(App and web page records)
○ ○ ○ ○

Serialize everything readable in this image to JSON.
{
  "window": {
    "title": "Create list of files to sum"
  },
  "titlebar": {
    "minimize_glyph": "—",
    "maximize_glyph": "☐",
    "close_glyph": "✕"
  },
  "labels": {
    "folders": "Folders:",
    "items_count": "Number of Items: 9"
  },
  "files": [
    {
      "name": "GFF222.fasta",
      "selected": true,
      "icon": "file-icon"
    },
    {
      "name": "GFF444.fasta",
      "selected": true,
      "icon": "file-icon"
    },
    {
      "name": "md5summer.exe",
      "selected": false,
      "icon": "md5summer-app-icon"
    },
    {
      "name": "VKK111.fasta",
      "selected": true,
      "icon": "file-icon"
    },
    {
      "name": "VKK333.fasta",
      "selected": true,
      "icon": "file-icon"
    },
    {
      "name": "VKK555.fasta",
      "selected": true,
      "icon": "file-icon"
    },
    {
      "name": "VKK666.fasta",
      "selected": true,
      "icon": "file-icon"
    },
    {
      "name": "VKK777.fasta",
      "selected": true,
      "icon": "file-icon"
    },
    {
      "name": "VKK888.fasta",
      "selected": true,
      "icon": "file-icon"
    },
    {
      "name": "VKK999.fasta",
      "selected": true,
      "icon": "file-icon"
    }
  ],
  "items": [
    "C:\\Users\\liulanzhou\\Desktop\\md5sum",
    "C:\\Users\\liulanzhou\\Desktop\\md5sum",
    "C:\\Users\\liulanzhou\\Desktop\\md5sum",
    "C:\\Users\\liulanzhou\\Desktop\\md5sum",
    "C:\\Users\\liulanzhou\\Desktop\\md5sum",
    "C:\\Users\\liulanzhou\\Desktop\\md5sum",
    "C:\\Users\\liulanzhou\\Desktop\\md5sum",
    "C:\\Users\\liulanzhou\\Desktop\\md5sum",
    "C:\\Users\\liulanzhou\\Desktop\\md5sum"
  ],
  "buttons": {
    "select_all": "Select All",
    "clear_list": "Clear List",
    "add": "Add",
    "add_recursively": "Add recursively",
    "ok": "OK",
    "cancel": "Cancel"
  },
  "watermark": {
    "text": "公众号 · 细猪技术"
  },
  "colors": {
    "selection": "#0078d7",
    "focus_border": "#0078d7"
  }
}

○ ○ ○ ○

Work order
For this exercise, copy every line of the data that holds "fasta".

Final answer
      "name": "GFF222.fasta",
      "name": "GFF444.fasta",
      "name": "VKK111.fasta",
      "name": "VKK333.fasta",
      "name": "VKK555.fasta",
      "name": "VKK666.fasta",
      "name": "VKK777.fasta",
      "name": "VKK888.fasta",
      "name": "VKK999.fasta",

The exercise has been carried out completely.